Written and illustrated by Reza Farazmand
In his follow-up to Poorly Drawn Lines, Reza Farazmand once again takes readers through a surreal galaxy of incongruent characters and improbable worlds. His creations include Pacman-esque ghosts, philosophising pigeons, gun-toting squirrels, sentient planets and the recurrent Ernesto and Kevin, a talking bear and duck duo. As well as the occasional materialistic human undergoing an existential crisis, naturally.
Comics for a Strange World: A Book of Poorly Drawn Lines is apparently 50% brand new content alongside reprints, but as Charles Manson said in that old Family Guy cutaway, “if I haven’t seen it, it’s new to me.”

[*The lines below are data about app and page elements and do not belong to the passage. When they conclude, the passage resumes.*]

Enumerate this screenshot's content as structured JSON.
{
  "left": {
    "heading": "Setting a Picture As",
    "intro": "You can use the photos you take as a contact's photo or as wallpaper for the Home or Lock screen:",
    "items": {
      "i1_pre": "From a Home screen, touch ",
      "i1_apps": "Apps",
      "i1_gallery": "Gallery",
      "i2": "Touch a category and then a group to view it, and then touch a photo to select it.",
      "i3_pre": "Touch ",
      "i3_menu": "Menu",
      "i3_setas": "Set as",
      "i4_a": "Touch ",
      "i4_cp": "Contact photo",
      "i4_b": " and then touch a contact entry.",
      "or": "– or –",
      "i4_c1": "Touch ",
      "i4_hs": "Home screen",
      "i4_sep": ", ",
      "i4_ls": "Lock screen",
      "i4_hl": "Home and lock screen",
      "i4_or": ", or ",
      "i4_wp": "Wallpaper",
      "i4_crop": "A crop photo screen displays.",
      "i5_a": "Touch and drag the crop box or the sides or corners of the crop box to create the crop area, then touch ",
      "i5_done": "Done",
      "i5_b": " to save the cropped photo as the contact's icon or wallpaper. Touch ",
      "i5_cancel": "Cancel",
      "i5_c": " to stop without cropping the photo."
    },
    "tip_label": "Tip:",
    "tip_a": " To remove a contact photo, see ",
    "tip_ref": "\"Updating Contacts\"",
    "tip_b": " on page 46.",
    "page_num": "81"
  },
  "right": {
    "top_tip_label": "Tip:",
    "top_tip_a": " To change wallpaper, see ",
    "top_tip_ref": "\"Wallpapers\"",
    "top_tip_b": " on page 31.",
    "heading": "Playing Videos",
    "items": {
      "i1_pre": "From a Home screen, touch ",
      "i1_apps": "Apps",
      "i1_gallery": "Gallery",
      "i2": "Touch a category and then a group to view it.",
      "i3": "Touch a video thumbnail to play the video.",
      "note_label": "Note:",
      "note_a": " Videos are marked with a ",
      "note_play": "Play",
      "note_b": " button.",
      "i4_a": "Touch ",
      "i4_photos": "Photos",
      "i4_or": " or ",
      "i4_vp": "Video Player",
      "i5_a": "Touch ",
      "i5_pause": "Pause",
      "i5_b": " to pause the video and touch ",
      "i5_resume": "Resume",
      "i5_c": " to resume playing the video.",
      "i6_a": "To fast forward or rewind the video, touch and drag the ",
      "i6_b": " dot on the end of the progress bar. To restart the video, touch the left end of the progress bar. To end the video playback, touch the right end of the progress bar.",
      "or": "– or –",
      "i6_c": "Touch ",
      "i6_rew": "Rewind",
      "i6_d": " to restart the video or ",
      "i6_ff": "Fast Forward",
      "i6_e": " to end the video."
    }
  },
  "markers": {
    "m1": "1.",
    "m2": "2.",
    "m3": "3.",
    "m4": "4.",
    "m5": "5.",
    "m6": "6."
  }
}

My favourite strip here, in which a detective ghost is forced to ponder his existence, can be read here. This single page strip is the epitome of what Farazmand does well; it’s poignant in an understated and unexpected way, yet arguably says more about our small place in this even smaller world than 10,000 words of prose might. Farazmand’s disarmingly irreverent humour doesn’t always hit the mark, but it does at a consistently high rate and the use of recurring tropes and characters makes for an always enjoyable read that never fails to raise a smirk.
I’ve always found such collections of strips difficult to review, in that in order to fairly assess Comics for a Strange World I had to read it from beginning to end over the course of a few days. This isn’t that sort of book. To veer dangerously close to paraphrasing Forest Gump, this book is like a box of luxury chocolates, one you’ll want to return to daily but nibble on a single piece. Especially on those days when things are going really well and you need a dose of Farazmand’s nihilism to restore your inner equilibrium.
Comics for a Strange World is available now from Penguin imprint Plume, though if you’re unfamiliar with the original strip you can get stuck in right now at www.poorlydrawnlines.com.